The New Year Honours 1987 were appointments by Queen Elizabeth II to various orders and honours to reward and highlight good works by citizens of those countries, honorary ones to citizens of other countries. They were announced on 31 December 1988 to celebrate the year passed and mark the beginning of 1989 in Australia The Honourable Mr. Justice Dormer George Andrews, Chief Justice of Queensland. Leo Arthur Hielscher, Under Treasurer of Queensland. Dr. Russell Walker Strong. For service to the medical profession. Dr. Michael James Conomos. For service to the community. David Vincent Gunn. For public and community service. Robert Keith Boughen. For service to music. James Christian Carey. For service to the legal profession and the community. Dr. Kevin Patrick Kennedy. For service to medicine. Ronald Ewan McMaster. For service to the building industry. Olga Phyllis, Mrs. Mor. For service to the sport of lawn bowls. Maxwell Thomas Bushby Speaker of the House of Assembly. Alan Norman Bray. For service to the community.

Joan, Mrs. Willoughby Joyce. For service to the community. Sydney Lingard. For service to the sport of lawn bowls. Dr. Victor Roy Luck. For service to the community. Margaret Ellen, Mrs. Pidgeon. For service to the building industry. Norman Vincent Rice. For service to bee-keeping industry. Sister Mary Dorothea Sheehan, R. S. M. For services to nursing. William James Gunn. For service to agriculture and the community. Trevor George Hodge. For service to handicapped children. Donald George Young. For public service. Lloyd A. Koerbin. For service to industry. Marjorie Dora, Mrs. Anderson. For service to the community. Betty Alma, Mrs. Bennett. For service to the community. Dr. Ailcie Meredith Foxton. For service to the community. Miss Jane Hickling. For service to the community. Winifred Isobel, Mrs. Lloyd. For service to the community in particular the blind. Thomas Walker McLucas. For service to the community. Donald Malcolm McPherson. For service to the community. Dorothy, Mrs. Nicholson. For service to the community. Michael Bernard Ryalls.

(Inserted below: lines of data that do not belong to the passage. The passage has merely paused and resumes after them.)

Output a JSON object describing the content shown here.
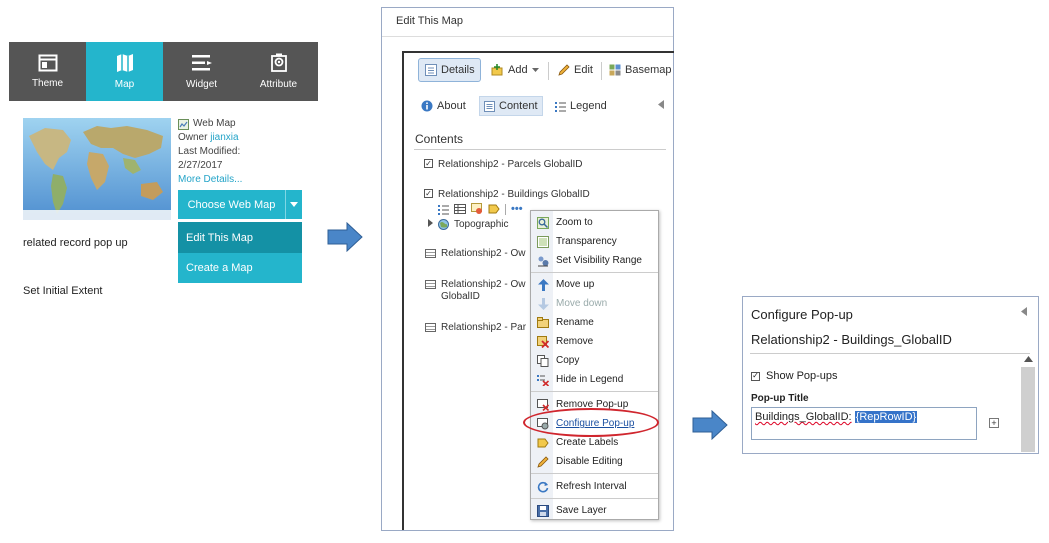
{
  "builder": {
    "tabs": [
      {
        "label": "Theme",
        "icon": "theme-icon"
      },
      {
        "label": "Map",
        "icon": "map-icon"
      },
      {
        "label": "Widget",
        "icon": "widget-icon"
      },
      {
        "label": "Attribute",
        "icon": "attribute-icon"
      }
    ],
    "active_tab": "Map",
    "meta": {
      "type_label": "Web Map",
      "owner_label": "Owner",
      "owner_name": "jianxia",
      "modified_label": "Last Modified:",
      "modified_date": "2/27/2017",
      "more_details": "More Details..."
    },
    "choose_button": "Choose Web Map",
    "menu": [
      "Edit This Map",
      "Create a Map"
    ],
    "related_text": "related record pop up",
    "set_initial_extent": "Set Initial Extent"
  },
  "edit_panel": {
    "title": "Edit This Map",
    "toolbar": {
      "details": "Details",
      "add": "Add",
      "edit": "Edit",
      "basemap": "Basemap"
    },
    "tabs": {
      "about": "About",
      "content": "Content",
      "legend": "Legend"
    },
    "contents_heading": "Contents",
    "layers": [
      "Relationship2 - Parcels GlobalID",
      "Relationship2 - Buildings GlobalID",
      "Topographic",
      "Relationship2 - Ow",
      "Relationship2 - Ow",
      "GlobalID",
      "Relationship2 - Par"
    ],
    "context_menu": [
      "Zoom to",
      "Transparency",
      "Set Visibility Range",
      "Move up",
      "Move down",
      "Rename",
      "Remove",
      "Copy",
      "Hide in Legend",
      "Remove Pop-up",
      "Configure Pop-up",
      "Create Labels",
      "Disable Editing",
      "Refresh Interval",
      "Save Layer"
    ]
  },
  "popup_panel": {
    "title": "Configure Pop-up",
    "layer_name": "Relationship2 - Buildings_GlobalID",
    "show_popups_label": "Show Pop-ups",
    "popup_title_label": "Pop-up Title",
    "popup_title_text": "Buildings_GlobalID:",
    "popup_title_field": "{RepRowID}"
  },
  "colors": {
    "accent": "#24b5cc",
    "accent_dark": "#1491a5",
    "highlight_oval": "#d0262e",
    "arrow": "#4a86c8"
  }
}
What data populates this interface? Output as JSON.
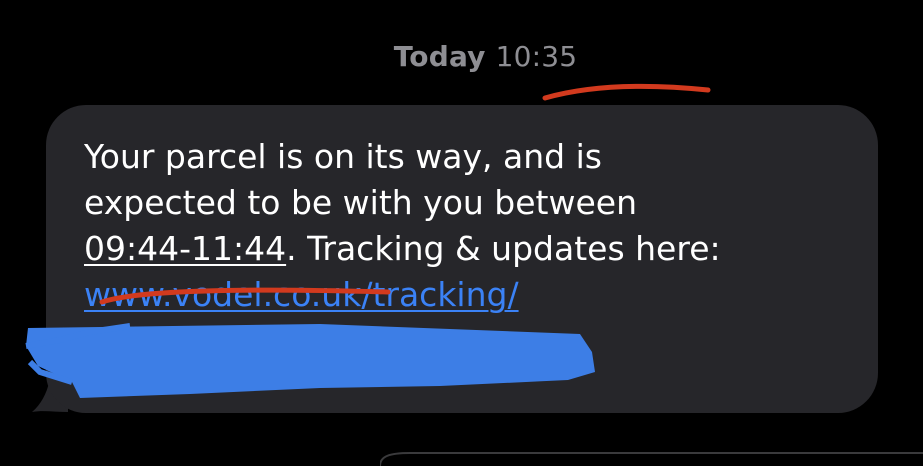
{
  "header": {
    "timestamp_day": "Today",
    "timestamp_time": "10:35"
  },
  "message": {
    "line1": "Your parcel is on its way, and is",
    "line2": "expected to be with you between",
    "time_window": "09:44-11:44",
    "line3_rest": ". Tracking & updates here:",
    "link_text": "www.vodel.co.uk/tracking/"
  },
  "colors": {
    "background": "#000000",
    "bubble": "#26262a",
    "text": "#ffffff",
    "timestamp": "#8e8e93",
    "link": "#3b82f6",
    "annotation_red": "#d23a1e",
    "redaction_blue": "#3d7ee6"
  }
}
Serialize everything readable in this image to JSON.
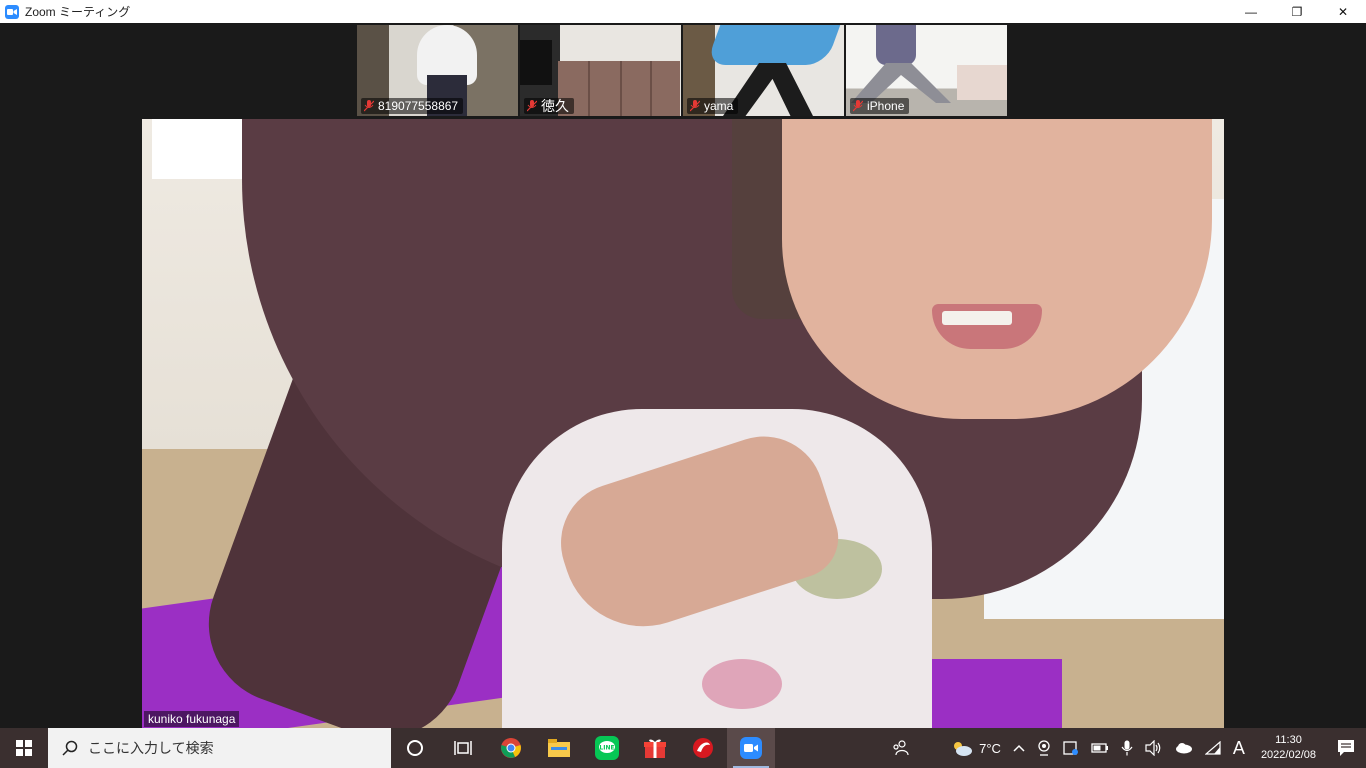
{
  "window": {
    "title": "Zoom ミーティング",
    "controls": {
      "minimize": "—",
      "restore": "❐",
      "close": "✕"
    }
  },
  "participants": [
    {
      "name": "819077558867",
      "muted": true
    },
    {
      "name": "徳久",
      "muted": true
    },
    {
      "name": "yama",
      "muted": true
    },
    {
      "name": "iPhone",
      "muted": true
    }
  ],
  "main_video": {
    "speaker_name": "kuniko fukunaga"
  },
  "taskbar": {
    "search_placeholder": "ここに入力して検索",
    "apps": [
      "cortana-icon",
      "task-view-icon",
      "chrome-icon",
      "file-explorer-icon",
      "line-icon",
      "gift-icon",
      "trend-micro-icon",
      "zoom-icon"
    ],
    "weather": "7°C",
    "ime": "A",
    "time": "11:30",
    "date": "2022/02/08"
  },
  "colors": {
    "accent": "#2d8cff",
    "taskbar": "#3a2f2f",
    "muted": "#e53935"
  }
}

For service to the community. Joyce Helena Averina, Mrs. Savage. For service to the community. George Shaw. For service to the community. Ernest Leonard Young. For service to the community. Terence Ralph Avery. For service to the community. Robert Hilton Barratt. For services to agriculture and the community. Ellen Minnie, Mrs. Pascoe. For social welfare work. John Malachi Donoghue, Assistant Commissioner, Queensland Police Force. Harold Leslie Southern, Tasmania Police Force. James Moore, Chief Fire Safety Officer, State Fire Service


GLUT5 is a fructose transporter expressed on the apical border of enterocytes in the small intestine. GLUT5 allows for fructose to be transported from the intestinal lumen into the enterocyte by facilitated diffusion due to fructose's high concentration in the intestinal lumen. GLUT5 is expressed in skeletal muscle, kidney, fat tissue, brain. Fructose malabsorption or Dietary Fructose Intolerance is a dietary disability of the small intestine, where the amount of fructose carrier in enterocytes is deficient. In humans the GLUT5 protein is encoded by the SLC2A5 gene. Fructose uptake rate by GLUT5 is affected by diabetes mellitus, obesity, fructose malabsorption, inflammation. However, age-related changes in fructose intake capability are not explained by the rate of expression of GLUT5; the absorption of fructose in the simultaneous presence of glucose is improved, while sorbitol is inhibitory. Click on genes and metabolites below to link to respective articles. GLUT5+Protein at the US National Library of Medicine Medical Subject Headings